Also known as the Stone of Scone or the Coronation Stone, the Stone of Destiny is an ancient, sacred block of red sandstone that has been used at the inauguration of Scotland’s monarchy for centuries. Its size is 66 cm) by 42 cm by 26.7 cm and its weight is approximately 152 kg.

Stone of Destiny, also known as Stone of Scone © Historic Environment Scotland Stone of Destiny, also known as Stone of Scone

The earliest origins of the stone are unknown but it was originally kept at the now-ruined Scone Abbey in Scone, near Perth in Scotland and it's believed that monarchs used to sit on the Stone of Scone while being inaugurated.

However, during England's invasion of Scotland in 1296, King Edward I stole the stone and had it built into a throne at Westminster Abbey. That wooden throne, known as King Edward’s Chair, has since been the seat upon which most monarchs of England, Great Britain and the United Kingdom have been crowned.

In the 1328 Treaty of Northampton between the Kingdom of Scotland and the Kingdom of England, England did agree to return the Stone of Destiny to Scotland, however crowds of protesters and rioters outside Westminster Abbey stopped it being moved.
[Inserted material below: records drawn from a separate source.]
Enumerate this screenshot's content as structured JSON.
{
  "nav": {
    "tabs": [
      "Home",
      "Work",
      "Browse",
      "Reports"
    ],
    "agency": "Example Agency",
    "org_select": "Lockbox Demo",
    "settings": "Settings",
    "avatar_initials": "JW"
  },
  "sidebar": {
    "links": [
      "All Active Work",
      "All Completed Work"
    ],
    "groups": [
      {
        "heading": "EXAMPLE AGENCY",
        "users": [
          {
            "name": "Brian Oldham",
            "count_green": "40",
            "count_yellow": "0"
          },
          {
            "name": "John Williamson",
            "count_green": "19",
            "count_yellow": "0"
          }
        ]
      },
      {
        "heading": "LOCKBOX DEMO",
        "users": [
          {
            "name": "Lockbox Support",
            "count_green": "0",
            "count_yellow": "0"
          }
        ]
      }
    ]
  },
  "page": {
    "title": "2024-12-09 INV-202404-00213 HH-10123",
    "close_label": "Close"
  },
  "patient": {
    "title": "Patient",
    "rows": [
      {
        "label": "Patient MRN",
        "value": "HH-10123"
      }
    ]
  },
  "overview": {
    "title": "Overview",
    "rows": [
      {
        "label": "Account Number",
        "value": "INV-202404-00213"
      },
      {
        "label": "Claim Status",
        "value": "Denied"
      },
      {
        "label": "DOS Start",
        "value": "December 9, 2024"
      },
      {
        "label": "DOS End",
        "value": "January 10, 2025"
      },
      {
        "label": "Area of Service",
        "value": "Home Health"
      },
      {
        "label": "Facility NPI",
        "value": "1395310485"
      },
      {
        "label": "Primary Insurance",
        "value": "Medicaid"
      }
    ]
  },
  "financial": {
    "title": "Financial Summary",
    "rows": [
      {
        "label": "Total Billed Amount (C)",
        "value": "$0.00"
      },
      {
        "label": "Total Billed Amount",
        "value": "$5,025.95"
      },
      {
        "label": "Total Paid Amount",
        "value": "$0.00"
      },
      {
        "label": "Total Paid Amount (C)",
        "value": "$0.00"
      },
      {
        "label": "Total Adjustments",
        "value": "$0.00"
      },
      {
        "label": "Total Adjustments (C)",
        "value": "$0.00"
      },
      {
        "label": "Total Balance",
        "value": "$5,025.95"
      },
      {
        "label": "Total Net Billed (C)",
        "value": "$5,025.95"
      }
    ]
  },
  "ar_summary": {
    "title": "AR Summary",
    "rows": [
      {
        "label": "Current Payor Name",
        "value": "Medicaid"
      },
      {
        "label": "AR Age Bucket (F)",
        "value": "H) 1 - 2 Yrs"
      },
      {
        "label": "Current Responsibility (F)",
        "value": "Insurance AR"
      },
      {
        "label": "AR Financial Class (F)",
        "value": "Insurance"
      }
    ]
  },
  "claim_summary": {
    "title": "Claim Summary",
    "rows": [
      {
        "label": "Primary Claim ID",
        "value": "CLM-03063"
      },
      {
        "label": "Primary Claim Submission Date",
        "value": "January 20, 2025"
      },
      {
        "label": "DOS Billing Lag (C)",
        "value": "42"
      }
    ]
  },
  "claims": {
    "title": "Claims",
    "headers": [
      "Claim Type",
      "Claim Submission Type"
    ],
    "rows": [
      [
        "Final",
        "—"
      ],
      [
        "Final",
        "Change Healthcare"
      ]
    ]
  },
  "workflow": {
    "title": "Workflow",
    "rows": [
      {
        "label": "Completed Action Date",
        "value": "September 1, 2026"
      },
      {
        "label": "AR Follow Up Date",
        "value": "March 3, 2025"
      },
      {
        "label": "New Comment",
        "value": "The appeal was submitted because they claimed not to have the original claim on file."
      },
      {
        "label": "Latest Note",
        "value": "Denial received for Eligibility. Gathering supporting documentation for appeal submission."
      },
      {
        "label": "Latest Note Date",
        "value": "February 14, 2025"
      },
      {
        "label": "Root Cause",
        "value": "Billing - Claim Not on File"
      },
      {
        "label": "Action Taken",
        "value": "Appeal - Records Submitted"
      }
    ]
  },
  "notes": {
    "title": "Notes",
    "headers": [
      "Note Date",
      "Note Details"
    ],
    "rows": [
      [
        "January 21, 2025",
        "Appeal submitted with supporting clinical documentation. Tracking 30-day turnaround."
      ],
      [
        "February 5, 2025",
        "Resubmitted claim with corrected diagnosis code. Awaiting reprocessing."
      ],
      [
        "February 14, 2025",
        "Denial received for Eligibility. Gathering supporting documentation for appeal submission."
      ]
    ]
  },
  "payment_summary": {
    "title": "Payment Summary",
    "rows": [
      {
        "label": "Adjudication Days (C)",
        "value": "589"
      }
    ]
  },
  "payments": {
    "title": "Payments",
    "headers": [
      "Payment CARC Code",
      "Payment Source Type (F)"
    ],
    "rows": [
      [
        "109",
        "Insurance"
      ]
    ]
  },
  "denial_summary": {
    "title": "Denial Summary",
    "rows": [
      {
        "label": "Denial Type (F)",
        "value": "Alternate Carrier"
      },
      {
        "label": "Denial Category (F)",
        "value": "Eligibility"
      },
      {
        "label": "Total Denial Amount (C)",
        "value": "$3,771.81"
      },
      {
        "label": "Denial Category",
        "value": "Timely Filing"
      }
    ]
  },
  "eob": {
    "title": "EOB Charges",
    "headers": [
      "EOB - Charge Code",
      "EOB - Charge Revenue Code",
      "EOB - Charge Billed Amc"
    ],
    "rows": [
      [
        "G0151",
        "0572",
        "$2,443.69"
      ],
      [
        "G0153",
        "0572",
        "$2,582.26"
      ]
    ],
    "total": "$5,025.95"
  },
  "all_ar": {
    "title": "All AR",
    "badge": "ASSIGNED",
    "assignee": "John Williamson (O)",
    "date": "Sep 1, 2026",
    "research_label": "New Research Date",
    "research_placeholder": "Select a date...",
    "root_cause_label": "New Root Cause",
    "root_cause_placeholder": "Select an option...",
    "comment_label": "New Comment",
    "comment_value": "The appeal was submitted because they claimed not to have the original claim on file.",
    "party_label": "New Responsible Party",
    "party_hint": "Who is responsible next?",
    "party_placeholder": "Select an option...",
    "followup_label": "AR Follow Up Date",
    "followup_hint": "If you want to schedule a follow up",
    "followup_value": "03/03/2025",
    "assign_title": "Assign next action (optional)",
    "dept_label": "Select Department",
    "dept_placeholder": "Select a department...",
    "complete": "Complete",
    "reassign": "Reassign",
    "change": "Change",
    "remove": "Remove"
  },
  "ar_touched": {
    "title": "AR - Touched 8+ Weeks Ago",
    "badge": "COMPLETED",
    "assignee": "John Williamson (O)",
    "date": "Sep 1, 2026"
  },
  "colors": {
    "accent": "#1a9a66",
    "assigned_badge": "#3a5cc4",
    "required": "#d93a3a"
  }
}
For centuries, the only time the stone was moved from London was during World War II, when there were concerns about King Edward’s Chair being damaged by German air strikes and the throne was kept at Gloucester Cathedral until the war was over.

On Christmas Day in 1950 however, four Scottish students stole the Stone of Destiny from Westminster Abbey, with the aim of returning it to its homeland. Despite police searches, it was three months before the stone was found at Arbroath Abbey, in the town of Arbroath on the east coast of Scotland. Upon discovering its whereabouts, English police reclaimed the stone and returned it to London.

Decades later, increased discussion around Scottish cultural heritage and history led to the Stone of Destiny being returned to Scotland and on 15 November 1996, after a ceremonious handover between the Home Office and the Scottish Office at the England-Scotland border, it was taken to Edinburgh Castle. Since then, the stone has been on show alongside the The Honours of Scotland, also known as the Scottish Crown Jewels, in the castle's Crown Room (see image below).

Stone of Destiny in The Crown Room in Edinburgh Castle © Historic Environment Scotland Stone of Destiny in The Crown Room in Edinburgh Castle

Most recently, in December 2020, the Scottish Government announced that the Stone of Destiny would be relocated to Perth City Hall, just few miles from the stone's original home in Scone Abbey, by 2024.


More From Good Housekeeping UK

Good Housekeeping UK
Good Housekeeping UK
image beaconimage beaconimage beacon